Odness had even played briefly with Eveslage in the rock group Mothmus, before getting kicked out (there's still controversy over this incident), while Dever's longtime punk-metal unit Orange Seventeen once shared a bill with Lefty Lucy, Gokcen's pre-Selby Tigers band. Odness calls Dever's Orange Seventeen "the best fucking band ever," and attends the occasional reunions. Dever's mates are also eager to get it in print that Orange Seventeen once opened for Ted Nugent at the Fargodome.
"Randy's still waiting for this band to reach that level of stardom," Gokcen says, smiling. "I can't give you the Nuge, Randy.

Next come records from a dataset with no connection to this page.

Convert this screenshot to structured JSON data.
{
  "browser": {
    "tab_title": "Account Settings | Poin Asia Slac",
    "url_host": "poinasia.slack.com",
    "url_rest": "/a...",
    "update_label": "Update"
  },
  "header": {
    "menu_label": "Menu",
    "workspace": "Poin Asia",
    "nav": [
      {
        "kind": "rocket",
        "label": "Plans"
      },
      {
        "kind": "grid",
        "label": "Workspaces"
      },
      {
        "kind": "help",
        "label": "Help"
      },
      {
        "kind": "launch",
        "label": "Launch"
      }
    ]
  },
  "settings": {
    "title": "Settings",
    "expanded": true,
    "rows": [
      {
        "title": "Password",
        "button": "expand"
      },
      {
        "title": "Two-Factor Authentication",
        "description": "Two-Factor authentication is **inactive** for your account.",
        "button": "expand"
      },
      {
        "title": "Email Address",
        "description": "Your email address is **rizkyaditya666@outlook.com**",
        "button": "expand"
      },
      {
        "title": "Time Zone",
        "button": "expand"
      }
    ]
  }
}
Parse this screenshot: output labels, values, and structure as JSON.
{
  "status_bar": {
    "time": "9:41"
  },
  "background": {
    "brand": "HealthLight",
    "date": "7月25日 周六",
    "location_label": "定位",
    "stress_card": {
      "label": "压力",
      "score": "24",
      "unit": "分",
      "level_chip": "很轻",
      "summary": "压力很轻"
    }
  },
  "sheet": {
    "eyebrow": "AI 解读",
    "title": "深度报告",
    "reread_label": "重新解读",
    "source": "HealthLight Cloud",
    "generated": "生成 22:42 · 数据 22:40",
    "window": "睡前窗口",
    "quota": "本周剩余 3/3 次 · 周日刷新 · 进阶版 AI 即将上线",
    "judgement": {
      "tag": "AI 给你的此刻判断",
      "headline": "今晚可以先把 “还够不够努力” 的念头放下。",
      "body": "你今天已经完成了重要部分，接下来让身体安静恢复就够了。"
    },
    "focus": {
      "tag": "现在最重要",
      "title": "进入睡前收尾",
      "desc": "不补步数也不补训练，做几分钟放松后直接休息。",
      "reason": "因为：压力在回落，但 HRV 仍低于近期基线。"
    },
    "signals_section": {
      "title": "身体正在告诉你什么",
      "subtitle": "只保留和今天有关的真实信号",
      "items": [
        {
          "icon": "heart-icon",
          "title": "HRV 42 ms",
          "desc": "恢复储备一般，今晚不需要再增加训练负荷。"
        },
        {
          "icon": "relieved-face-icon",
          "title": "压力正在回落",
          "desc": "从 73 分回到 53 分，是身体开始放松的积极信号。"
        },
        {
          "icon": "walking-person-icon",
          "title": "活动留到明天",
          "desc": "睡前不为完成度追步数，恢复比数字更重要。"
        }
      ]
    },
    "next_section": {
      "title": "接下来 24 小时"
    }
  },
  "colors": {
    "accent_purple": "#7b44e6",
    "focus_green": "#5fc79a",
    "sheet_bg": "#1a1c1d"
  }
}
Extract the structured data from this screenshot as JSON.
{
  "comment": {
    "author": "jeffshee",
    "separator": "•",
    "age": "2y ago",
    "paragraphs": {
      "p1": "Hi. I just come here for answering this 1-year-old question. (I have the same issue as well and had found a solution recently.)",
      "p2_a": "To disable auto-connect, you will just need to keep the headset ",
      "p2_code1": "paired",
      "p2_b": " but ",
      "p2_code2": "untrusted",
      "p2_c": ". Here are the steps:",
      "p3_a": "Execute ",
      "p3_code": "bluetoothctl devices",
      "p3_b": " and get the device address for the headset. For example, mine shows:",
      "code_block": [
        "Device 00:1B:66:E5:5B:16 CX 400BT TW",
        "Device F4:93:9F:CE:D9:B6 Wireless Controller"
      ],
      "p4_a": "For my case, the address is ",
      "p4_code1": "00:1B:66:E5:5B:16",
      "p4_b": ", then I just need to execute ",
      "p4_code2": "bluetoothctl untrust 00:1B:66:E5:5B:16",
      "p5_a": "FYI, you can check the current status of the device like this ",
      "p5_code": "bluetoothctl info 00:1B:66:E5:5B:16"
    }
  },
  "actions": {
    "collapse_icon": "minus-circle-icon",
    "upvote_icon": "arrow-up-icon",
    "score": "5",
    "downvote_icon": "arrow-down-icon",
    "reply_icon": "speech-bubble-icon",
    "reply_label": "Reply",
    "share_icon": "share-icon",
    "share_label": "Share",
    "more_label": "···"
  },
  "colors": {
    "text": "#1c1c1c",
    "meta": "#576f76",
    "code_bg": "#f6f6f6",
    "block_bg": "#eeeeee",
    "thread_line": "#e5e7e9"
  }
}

Maybe I can give you REO [Speedwagon] someday." The bassist's face goes dreamy for a moment.
Anticipating the name's future marquee value, it seems worth asking: Why "So Fox"? Gokcen always liked "Fox," she says, and toyed with several possibilities--"Jerk Fox," "Fox Patrol," "Butt Fox."
"Fancypants LeFox was a cat that my friend adopted from these breeders, and their last name was actually LeFox. I thought that was really great for a name, but everybody was like, 'Oh, Le Tigre.'"
"You had a problem with 'LeFox' but you didn't have a problem with 'Fancypants'?" Eveslage deadpans.
"I would never call a band with boys in it 'Fancypants.'"
"I just bought a sewing machine," offers Dever, wrinkling his nose. Everybody laughs.
Gokcen insists she thought "fox" was outdated slang, anyway. "I never heard anybody call somebody a fox. I hate it when people are like, 'Oh, So Foxy.' I was by no means trying to comment on how any of us looked."
Eveslage agrees. "'Cause then we would have been called 'Fancypants.'"